◆ **Data records for software interfaces**
|---|

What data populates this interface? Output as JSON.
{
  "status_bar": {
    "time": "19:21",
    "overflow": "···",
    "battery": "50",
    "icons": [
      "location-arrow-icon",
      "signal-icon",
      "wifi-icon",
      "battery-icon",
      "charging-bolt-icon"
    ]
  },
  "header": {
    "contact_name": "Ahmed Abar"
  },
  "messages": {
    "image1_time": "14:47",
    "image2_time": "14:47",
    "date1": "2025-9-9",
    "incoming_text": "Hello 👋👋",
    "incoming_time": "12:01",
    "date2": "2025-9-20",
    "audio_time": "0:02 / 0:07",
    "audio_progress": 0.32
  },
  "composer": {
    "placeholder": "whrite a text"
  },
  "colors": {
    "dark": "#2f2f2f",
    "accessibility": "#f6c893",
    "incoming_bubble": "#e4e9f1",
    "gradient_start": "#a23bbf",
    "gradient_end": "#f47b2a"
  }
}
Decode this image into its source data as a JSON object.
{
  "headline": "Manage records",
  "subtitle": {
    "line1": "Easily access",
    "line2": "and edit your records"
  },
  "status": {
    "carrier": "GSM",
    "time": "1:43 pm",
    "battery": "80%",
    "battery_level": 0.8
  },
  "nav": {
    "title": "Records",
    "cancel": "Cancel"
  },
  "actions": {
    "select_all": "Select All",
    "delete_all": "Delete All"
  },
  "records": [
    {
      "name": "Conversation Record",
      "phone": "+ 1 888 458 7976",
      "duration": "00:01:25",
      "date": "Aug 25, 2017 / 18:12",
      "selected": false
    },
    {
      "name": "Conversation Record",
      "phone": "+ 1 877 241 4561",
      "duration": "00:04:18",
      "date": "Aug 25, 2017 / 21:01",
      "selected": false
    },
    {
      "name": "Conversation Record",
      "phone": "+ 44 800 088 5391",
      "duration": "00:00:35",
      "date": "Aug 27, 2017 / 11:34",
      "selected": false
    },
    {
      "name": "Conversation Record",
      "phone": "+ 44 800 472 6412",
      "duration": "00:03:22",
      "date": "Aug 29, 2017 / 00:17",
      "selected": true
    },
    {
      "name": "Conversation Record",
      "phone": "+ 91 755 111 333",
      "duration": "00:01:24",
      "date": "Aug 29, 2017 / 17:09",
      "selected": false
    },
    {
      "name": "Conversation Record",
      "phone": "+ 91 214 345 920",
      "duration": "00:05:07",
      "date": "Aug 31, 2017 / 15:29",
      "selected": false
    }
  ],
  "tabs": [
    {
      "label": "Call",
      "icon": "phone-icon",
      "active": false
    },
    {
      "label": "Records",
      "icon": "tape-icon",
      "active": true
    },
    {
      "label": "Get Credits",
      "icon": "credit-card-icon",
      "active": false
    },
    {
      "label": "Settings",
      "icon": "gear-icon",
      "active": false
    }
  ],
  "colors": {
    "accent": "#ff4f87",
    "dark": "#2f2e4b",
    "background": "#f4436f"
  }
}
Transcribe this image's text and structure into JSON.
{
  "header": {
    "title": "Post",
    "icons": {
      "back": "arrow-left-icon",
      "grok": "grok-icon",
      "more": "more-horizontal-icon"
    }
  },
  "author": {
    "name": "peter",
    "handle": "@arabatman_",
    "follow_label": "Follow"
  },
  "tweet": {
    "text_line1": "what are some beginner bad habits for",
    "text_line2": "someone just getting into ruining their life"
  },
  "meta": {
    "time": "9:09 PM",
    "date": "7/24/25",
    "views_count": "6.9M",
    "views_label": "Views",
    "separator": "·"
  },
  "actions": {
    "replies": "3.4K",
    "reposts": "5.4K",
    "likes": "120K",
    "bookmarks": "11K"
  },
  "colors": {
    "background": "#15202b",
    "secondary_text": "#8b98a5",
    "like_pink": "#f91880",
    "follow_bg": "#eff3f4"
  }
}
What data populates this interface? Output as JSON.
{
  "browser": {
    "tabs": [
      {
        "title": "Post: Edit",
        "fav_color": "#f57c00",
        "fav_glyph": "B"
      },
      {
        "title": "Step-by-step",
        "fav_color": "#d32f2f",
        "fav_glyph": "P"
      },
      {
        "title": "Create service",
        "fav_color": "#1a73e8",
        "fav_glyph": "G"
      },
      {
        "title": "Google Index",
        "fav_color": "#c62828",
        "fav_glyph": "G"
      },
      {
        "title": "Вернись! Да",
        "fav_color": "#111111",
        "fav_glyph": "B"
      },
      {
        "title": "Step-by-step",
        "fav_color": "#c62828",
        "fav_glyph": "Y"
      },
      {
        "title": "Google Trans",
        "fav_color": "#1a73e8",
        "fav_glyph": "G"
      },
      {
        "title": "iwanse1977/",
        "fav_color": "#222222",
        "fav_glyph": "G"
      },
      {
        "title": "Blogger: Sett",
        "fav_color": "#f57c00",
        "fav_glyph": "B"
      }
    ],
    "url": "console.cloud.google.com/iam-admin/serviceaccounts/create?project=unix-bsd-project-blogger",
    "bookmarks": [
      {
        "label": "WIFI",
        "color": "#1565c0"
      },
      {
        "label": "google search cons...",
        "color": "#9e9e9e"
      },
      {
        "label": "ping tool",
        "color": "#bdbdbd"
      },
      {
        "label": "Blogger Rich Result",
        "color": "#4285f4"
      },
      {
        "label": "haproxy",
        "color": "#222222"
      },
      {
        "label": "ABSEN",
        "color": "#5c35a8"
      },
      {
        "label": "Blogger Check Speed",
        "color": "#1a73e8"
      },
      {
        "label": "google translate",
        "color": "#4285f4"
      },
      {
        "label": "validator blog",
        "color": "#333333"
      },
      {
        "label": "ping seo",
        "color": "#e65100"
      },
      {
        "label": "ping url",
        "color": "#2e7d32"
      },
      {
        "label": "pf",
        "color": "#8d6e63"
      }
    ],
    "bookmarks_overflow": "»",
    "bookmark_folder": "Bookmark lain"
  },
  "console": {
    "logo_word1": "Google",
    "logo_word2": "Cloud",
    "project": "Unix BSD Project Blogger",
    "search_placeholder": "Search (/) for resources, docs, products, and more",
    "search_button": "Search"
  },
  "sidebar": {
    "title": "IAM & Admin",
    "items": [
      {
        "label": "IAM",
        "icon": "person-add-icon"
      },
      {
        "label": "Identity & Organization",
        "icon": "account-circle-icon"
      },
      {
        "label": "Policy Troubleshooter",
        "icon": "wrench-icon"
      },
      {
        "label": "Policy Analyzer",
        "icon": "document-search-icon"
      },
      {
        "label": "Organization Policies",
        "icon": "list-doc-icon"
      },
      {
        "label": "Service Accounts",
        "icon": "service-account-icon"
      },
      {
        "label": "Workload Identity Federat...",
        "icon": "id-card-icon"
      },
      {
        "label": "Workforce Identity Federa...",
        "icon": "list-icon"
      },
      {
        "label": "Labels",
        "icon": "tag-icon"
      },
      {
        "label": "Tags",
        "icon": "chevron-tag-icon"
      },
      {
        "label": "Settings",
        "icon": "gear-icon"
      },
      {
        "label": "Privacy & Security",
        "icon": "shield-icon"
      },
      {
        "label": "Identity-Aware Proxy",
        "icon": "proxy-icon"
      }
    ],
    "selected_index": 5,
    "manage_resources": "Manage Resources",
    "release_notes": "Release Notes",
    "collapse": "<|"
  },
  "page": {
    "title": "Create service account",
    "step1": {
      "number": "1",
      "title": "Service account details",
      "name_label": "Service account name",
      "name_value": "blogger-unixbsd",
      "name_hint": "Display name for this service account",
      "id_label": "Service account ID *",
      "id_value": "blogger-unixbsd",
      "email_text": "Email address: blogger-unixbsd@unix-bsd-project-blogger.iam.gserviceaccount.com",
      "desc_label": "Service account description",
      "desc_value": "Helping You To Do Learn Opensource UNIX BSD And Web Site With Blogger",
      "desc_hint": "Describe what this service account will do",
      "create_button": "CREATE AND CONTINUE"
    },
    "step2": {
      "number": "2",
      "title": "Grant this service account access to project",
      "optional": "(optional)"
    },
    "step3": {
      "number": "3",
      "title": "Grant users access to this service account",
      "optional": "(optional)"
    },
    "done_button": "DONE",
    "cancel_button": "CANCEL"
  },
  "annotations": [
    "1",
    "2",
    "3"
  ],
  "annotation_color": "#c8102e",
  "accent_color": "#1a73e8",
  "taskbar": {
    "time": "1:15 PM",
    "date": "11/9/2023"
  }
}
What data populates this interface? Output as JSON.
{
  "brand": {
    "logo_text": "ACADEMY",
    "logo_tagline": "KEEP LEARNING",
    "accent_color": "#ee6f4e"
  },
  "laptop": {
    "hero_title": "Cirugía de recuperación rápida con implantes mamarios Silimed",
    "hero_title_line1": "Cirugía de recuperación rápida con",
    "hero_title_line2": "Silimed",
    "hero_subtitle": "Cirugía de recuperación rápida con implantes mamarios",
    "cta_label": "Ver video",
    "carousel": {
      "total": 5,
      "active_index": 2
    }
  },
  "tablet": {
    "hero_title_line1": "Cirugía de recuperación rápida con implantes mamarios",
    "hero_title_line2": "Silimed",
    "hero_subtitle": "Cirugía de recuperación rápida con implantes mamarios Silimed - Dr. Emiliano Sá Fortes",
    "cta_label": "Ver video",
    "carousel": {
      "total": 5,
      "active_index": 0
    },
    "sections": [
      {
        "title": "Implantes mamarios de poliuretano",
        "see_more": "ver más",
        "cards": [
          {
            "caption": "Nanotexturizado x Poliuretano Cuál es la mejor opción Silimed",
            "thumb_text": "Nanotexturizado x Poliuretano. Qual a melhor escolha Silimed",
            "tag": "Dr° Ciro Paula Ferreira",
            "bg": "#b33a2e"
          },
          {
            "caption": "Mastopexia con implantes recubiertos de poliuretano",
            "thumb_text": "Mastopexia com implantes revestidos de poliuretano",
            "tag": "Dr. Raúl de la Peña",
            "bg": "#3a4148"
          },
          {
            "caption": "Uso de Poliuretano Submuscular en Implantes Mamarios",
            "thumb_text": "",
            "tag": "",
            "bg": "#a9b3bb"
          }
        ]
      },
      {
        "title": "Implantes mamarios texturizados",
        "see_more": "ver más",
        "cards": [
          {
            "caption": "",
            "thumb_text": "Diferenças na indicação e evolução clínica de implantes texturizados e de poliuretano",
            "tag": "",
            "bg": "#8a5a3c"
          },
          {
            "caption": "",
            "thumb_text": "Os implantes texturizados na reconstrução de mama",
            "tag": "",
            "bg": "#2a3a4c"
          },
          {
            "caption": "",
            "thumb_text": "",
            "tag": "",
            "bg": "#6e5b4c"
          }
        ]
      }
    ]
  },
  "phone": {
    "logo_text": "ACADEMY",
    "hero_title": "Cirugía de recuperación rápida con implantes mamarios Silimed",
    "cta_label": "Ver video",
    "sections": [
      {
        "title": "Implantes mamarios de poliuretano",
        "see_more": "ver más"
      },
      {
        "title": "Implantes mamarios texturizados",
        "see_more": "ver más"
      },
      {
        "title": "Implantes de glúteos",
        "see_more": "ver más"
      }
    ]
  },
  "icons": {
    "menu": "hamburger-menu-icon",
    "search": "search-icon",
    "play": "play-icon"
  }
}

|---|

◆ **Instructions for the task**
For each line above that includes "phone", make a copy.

◆ **Finished task**
      "phone": "+ 1 888 458 7976",
      "phone": "+ 1 877 241 4561",
      "phone": "+ 44 800 088 5391",
      "phone": "+ 44 800 472 6412",
      "phone": "+ 91 755 111 333",
      "phone": "+ 91 214 345 920",
      "icon": "phone-icon",
  "phone": {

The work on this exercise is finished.